==== Available records ====
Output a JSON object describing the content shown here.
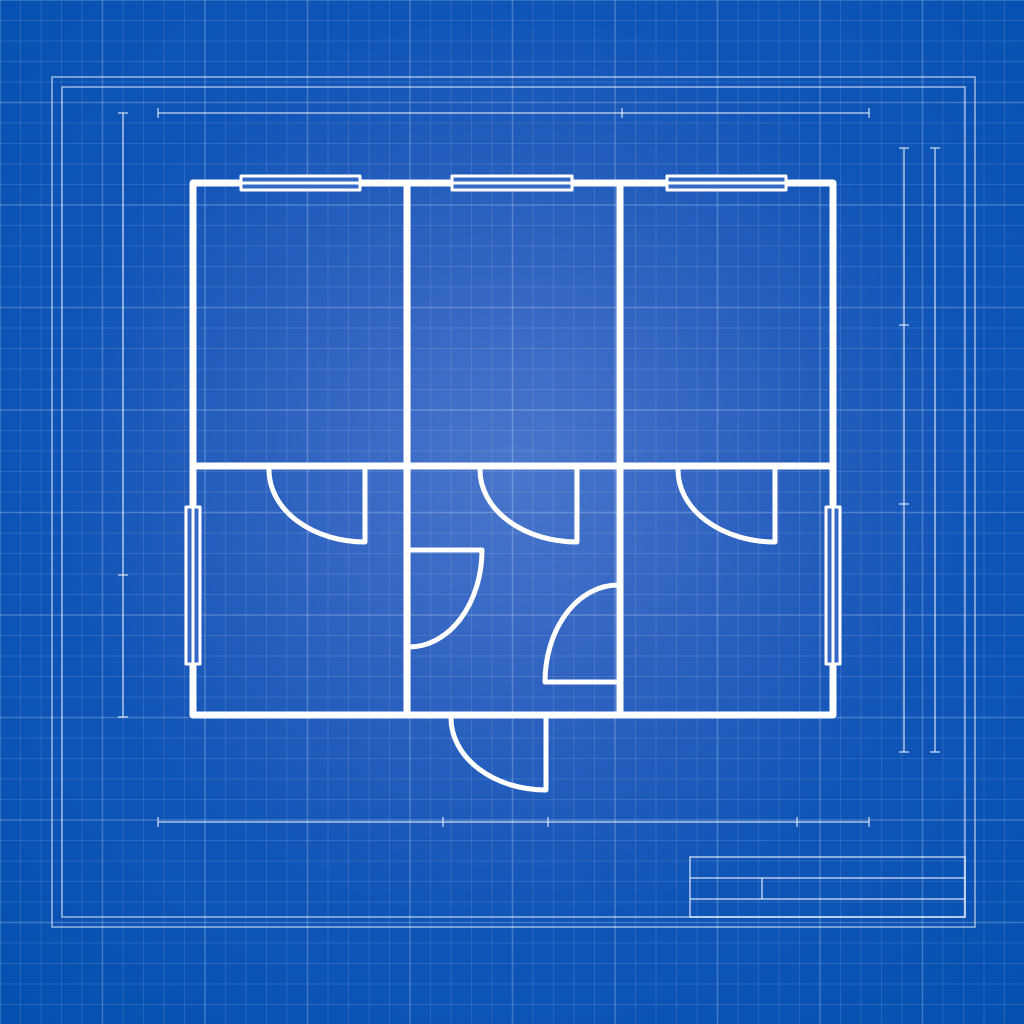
{
  "drawing": {
    "background_color": "#0550b0",
    "center_glow_color": "#4a77cc",
    "line_color": "#ffffff",
    "grid": true,
    "has_title_block": true,
    "title_block_text": []
  },
  "floor_plan": {
    "rooms": [
      "room-top-left",
      "room-top-middle",
      "room-top-right",
      "room-bottom-left",
      "room-bottom-middle",
      "room-bottom-right"
    ],
    "doors": [
      "door-bottom-left-room",
      "door-bottom-middle-room",
      "door-bottom-right-room",
      "door-hall-left",
      "door-hall-right",
      "door-entrance"
    ],
    "windows": [
      "window-top-left",
      "window-top-middle",
      "window-top-right",
      "window-left-wall",
      "window-right-wall"
    ]
  }
}
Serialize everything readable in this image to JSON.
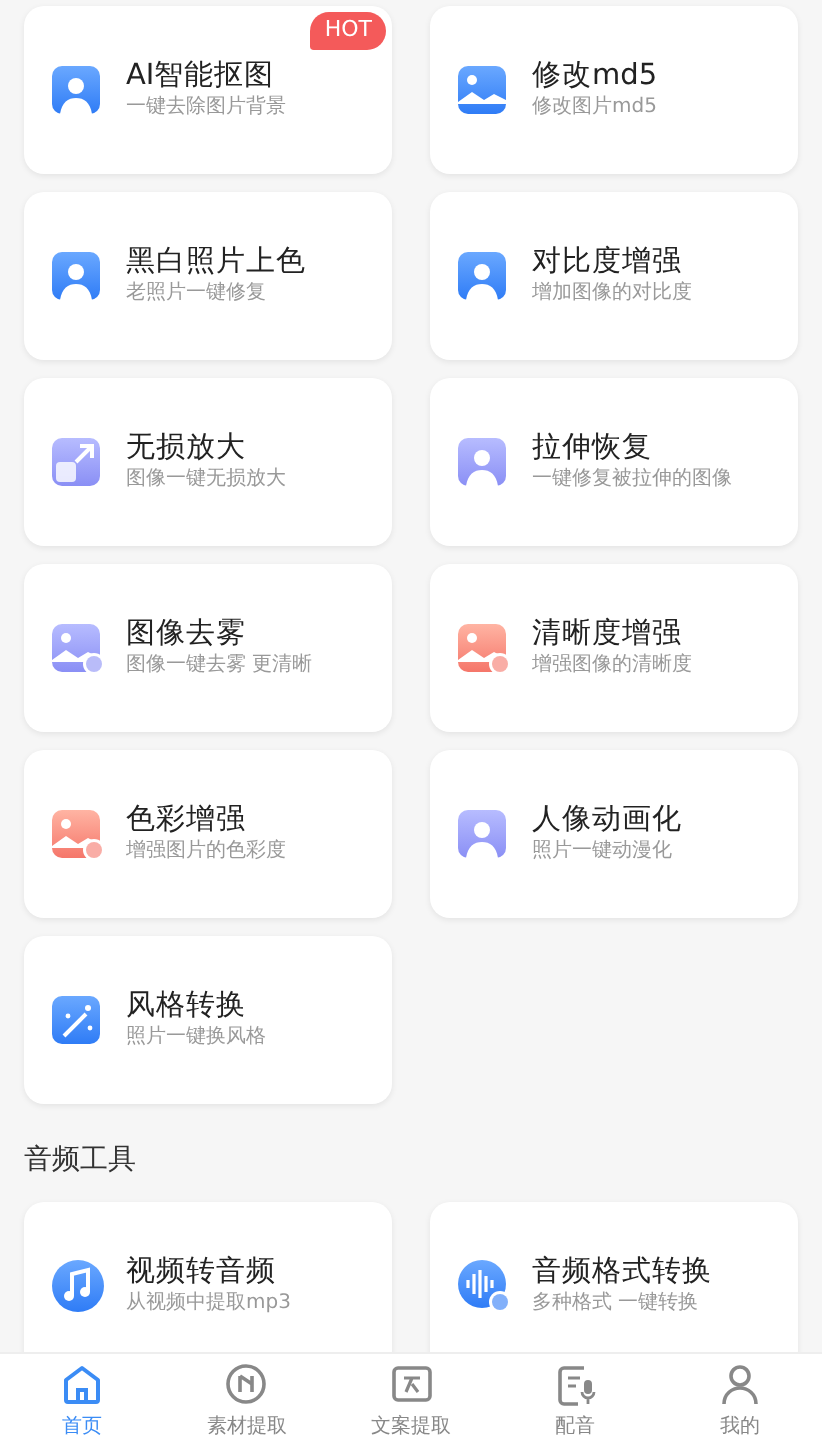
{
  "image_tools": [
    {
      "title": "AI智能抠图",
      "subtitle": "一键去除图片背景",
      "badge": "HOT"
    },
    {
      "title": "修改md5",
      "subtitle": "修改图片md5"
    },
    {
      "title": "黑白照片上色",
      "subtitle": "老照片一键修复"
    },
    {
      "title": "对比度增强",
      "subtitle": "增加图像的对比度"
    },
    {
      "title": "无损放大",
      "subtitle": "图像一键无损放大"
    },
    {
      "title": "拉伸恢复",
      "subtitle": "一键修复被拉伸的图像"
    },
    {
      "title": "图像去雾",
      "subtitle": "图像一键去雾 更清晰"
    },
    {
      "title": "清晰度增强",
      "subtitle": "增强图像的清晰度"
    },
    {
      "title": "色彩增强",
      "subtitle": "增强图片的色彩度"
    },
    {
      "title": "人像动画化",
      "subtitle": "照片一键动漫化"
    },
    {
      "title": "风格转换",
      "subtitle": "照片一键换风格"
    }
  ],
  "audio_section": {
    "title": "音频工具",
    "tools": [
      {
        "title": "视频转音频",
        "subtitle": "从视频中提取mp3"
      },
      {
        "title": "音频格式转换",
        "subtitle": "多种格式 一键转换"
      }
    ]
  },
  "tab_bar": [
    {
      "label": "首页",
      "selected": true
    },
    {
      "label": "素材提取",
      "selected": false
    },
    {
      "label": "文案提取",
      "selected": false
    },
    {
      "label": "配音",
      "selected": false
    },
    {
      "label": "我的",
      "selected": false
    }
  ]
}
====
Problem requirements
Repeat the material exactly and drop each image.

The completed task
Output a JSON object describing the content shown here.
{
  "drawing": {
    "background_color": "#0550b0",
    "center_glow_color": "#4a77cc",
    "line_color": "#ffffff",
    "grid": true,
    "has_title_block": true,
    "title_block_text": []
  },
  "floor_plan": {
    "rooms": [
      "room-top-left",
      "room-top-middle",
      "room-top-right",
      "room-bottom-left",
      "room-bottom-middle",
      "room-bottom-right"
    ],
    "doors": [
      "door-bottom-left-room",
      "door-bottom-middle-room",
      "door-bottom-right-room",
      "door-hall-left",
      "door-hall-right",
      "door-entrance"
    ],
    "windows": [
      "window-top-left",
      "window-top-middle",
      "window-top-right",
      "window-left-wall",
      "window-right-wall"
    ]
  }
}
Serialize everything readable in this image to JSON.
{
  "image_tools": [
    {
      "title": "AI智能抠图",
      "subtitle": "一键去除图片背景",
      "badge": "HOT"
    },
    {
      "title": "修改md5",
      "subtitle": "修改图片md5"
    },
    {
      "title": "黑白照片上色",
      "subtitle": "老照片一键修复"
    },
    {
      "title": "对比度增强",
      "subtitle": "增加图像的对比度"
    },
    {
      "title": "无损放大",
      "subtitle": "图像一键无损放大"
    },
    {
      "title": "拉伸恢复",
      "subtitle": "一键修复被拉伸的图像"
    },
    {
      "title": "图像去雾",
      "subtitle": "图像一键去雾 更清晰"
    },
    {
      "title": "清晰度增强",
      "subtitle": "增强图像的清晰度"
    },
    {
      "title": "色彩增强",
      "subtitle": "增强图片的色彩度"
    },
    {
      "title": "人像动画化",
      "subtitle": "照片一键动漫化"
    },
    {
      "title": "风格转换",
      "subtitle": "照片一键换风格"
    }
  ],
  "audio_section": {
    "title": "音频工具",
    "tools": [
      {
        "title": "视频转音频",
        "subtitle": "从视频中提取mp3"
      },
      {
        "title": "音频格式转换",
        "subtitle": "多种格式 一键转换"
      }
    ]
  },
  "tab_bar": [
    {
      "label": "首页",
      "selected": true
    },
    {
      "label": "素材提取",
      "selected": false
    },
    {
      "label": "文案提取",
      "selected": false
    },
    {
      "label": "配音",
      "selected": false
    },
    {
      "label": "我的",
      "selected": false
    }
  ]
}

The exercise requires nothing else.